===== RECORDS SHOWN

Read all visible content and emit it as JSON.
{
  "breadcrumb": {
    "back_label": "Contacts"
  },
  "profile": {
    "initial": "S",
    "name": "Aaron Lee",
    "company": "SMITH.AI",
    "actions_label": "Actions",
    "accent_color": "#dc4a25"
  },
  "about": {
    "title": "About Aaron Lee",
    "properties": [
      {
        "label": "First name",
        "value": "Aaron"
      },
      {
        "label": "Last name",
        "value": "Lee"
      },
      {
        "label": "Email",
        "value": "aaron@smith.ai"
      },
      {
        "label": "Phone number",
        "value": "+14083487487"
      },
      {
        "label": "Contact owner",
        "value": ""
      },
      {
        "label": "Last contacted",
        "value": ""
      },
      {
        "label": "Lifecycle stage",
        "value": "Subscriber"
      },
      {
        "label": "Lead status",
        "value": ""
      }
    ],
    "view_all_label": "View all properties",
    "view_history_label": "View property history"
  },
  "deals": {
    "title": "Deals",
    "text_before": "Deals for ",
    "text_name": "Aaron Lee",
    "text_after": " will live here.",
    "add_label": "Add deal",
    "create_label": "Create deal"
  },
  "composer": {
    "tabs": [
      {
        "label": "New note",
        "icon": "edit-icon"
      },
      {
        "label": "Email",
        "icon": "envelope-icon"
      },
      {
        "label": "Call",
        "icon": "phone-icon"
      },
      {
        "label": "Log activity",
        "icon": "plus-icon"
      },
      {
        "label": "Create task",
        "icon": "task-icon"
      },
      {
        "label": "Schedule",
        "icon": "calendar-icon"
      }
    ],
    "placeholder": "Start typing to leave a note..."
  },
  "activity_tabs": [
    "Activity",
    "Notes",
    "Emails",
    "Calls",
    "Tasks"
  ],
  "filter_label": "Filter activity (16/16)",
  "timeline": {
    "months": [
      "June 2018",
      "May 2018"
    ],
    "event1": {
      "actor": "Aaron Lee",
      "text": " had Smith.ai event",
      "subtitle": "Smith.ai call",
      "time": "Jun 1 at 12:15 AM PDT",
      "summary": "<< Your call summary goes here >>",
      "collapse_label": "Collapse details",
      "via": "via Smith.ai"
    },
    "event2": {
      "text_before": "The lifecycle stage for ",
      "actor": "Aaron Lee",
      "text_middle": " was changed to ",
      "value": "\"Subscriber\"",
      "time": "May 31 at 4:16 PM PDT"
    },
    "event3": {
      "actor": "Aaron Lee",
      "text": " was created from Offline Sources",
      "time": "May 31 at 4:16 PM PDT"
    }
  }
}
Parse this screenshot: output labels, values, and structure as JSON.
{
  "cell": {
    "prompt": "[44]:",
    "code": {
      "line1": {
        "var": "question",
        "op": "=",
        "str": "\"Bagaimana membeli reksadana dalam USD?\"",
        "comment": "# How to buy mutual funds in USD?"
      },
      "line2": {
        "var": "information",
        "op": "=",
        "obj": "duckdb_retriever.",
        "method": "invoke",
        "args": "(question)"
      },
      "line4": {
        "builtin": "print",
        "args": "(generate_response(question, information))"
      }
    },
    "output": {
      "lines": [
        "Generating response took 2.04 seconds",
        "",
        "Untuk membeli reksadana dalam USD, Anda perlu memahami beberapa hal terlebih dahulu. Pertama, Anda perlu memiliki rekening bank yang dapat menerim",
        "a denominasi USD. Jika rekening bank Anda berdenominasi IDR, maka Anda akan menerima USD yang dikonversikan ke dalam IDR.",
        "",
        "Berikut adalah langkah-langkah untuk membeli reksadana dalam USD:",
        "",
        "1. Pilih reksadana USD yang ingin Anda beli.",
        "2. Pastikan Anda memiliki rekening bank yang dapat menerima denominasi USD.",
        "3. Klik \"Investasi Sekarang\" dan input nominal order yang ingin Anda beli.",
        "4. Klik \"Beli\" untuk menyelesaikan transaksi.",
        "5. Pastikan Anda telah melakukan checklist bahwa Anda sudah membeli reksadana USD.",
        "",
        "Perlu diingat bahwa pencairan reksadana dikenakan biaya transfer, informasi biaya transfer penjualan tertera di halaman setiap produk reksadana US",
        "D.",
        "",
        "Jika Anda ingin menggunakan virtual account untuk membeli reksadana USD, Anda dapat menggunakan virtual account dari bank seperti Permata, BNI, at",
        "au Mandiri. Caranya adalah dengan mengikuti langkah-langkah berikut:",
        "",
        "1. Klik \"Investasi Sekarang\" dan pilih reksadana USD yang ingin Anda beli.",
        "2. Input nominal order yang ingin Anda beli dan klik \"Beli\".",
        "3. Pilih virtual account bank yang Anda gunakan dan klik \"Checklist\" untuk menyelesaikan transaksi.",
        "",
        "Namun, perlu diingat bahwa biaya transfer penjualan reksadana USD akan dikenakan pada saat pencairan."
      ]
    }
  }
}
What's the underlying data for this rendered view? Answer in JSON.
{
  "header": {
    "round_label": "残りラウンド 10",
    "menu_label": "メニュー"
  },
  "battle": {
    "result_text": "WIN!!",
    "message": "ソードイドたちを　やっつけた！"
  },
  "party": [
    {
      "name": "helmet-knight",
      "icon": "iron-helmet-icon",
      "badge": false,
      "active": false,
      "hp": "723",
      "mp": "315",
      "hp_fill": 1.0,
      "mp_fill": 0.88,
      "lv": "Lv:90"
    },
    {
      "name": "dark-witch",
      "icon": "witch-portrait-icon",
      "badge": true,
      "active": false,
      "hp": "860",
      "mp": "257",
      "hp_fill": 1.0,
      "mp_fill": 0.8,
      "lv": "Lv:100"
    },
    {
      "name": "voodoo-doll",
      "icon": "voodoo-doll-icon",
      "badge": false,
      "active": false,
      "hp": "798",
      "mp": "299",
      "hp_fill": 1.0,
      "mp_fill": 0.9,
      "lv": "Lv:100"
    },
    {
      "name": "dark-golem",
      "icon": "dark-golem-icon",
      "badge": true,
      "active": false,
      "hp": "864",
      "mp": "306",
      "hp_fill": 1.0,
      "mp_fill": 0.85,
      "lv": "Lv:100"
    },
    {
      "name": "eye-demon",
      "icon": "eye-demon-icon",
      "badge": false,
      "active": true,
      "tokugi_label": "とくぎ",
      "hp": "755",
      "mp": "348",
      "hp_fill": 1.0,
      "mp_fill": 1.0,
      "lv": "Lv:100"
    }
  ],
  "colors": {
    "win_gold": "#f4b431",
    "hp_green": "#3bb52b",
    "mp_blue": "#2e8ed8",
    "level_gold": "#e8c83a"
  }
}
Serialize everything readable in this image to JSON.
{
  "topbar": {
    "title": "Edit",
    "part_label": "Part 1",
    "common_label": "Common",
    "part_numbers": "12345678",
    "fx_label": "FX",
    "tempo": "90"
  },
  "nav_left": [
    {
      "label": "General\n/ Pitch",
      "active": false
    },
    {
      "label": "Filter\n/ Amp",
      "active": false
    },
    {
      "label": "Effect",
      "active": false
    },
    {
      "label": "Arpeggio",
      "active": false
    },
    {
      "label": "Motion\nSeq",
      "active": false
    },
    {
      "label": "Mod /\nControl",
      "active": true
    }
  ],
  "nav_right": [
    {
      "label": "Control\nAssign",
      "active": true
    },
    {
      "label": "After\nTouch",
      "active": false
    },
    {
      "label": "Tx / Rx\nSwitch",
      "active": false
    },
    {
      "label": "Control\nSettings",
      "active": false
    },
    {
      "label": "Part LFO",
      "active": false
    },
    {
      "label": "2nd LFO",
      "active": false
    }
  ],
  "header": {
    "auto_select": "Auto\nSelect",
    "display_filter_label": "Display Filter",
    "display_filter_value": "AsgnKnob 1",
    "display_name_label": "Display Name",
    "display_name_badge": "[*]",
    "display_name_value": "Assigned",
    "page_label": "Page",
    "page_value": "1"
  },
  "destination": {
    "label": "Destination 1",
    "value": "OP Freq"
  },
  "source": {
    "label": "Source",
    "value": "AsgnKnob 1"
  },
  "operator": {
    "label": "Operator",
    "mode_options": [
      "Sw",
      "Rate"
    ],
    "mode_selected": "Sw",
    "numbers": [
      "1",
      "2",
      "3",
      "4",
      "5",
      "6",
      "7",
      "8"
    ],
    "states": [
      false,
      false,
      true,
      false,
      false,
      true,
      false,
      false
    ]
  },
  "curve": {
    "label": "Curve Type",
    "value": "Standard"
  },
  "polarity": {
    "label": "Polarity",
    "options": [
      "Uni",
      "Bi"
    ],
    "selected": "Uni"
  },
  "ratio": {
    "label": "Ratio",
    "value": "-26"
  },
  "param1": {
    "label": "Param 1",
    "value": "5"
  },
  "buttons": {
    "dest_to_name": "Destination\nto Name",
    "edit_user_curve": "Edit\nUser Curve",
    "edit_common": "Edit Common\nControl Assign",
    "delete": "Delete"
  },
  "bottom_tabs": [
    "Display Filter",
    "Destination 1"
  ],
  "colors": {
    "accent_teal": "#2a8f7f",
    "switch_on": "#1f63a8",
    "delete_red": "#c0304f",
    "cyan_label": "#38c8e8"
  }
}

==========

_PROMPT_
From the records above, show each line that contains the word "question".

_COMPLETED TASK_
        "var": "question",
        "args": "(question)"
        "args": "(generate_response(question, information))"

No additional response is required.